Search the entries for the word "title" and report each line that has it.
....
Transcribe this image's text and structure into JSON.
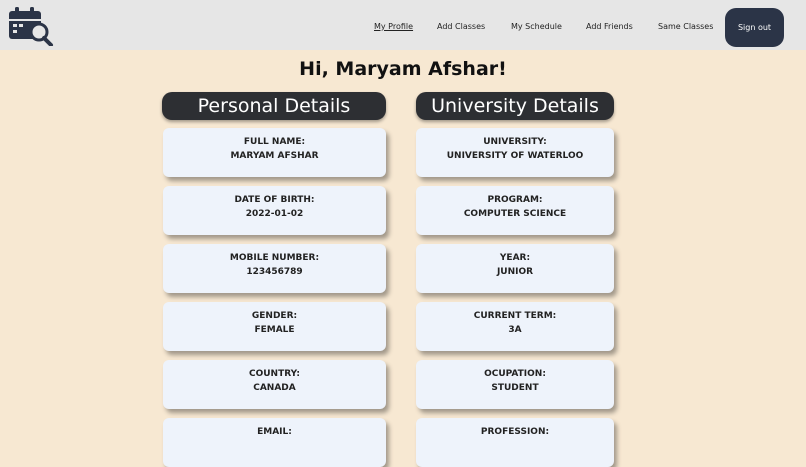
{
  "nav": {
    "links": [
      "My Profile",
      "Add Classes",
      "My Schedule",
      "Add Friends",
      "Same Classes"
    ],
    "signout": "Sign out"
  },
  "greeting": "Hi, Maryam Afshar!",
  "personal": {
    "title": "Personal Details",
    "items": [
      {
        "label": "FULL NAME:",
        "value": "MARYAM AFSHAR"
      },
      {
        "label": "DATE OF BIRTH:",
        "value": "2022-01-02"
      },
      {
        "label": "MOBILE NUMBER:",
        "value": "123456789"
      },
      {
        "label": "GENDER:",
        "value": "FEMALE"
      },
      {
        "label": "COUNTRY:",
        "value": "CANADA"
      },
      {
        "label": "EMAIL:",
        "value": ""
      }
    ]
  },
  "university": {
    "title": "University Details",
    "items": [
      {
        "label": "UNIVERSITY:",
        "value": "UNIVERSITY OF WATERLOO"
      },
      {
        "label": "PROGRAM:",
        "value": "COMPUTER SCIENCE"
      },
      {
        "label": "YEAR:",
        "value": "JUNIOR"
      },
      {
        "label": "CURRENT TERM:",
        "value": "3A"
      },
      {
        "label": "OCUPATION:",
        "value": "STUDENT"
      },
      {
        "label": "PROFESSION:",
        "value": ""
      }
    ]
  }
}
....
Response to this exercise:
    "title": "Personal Details",
    "title": "University Details",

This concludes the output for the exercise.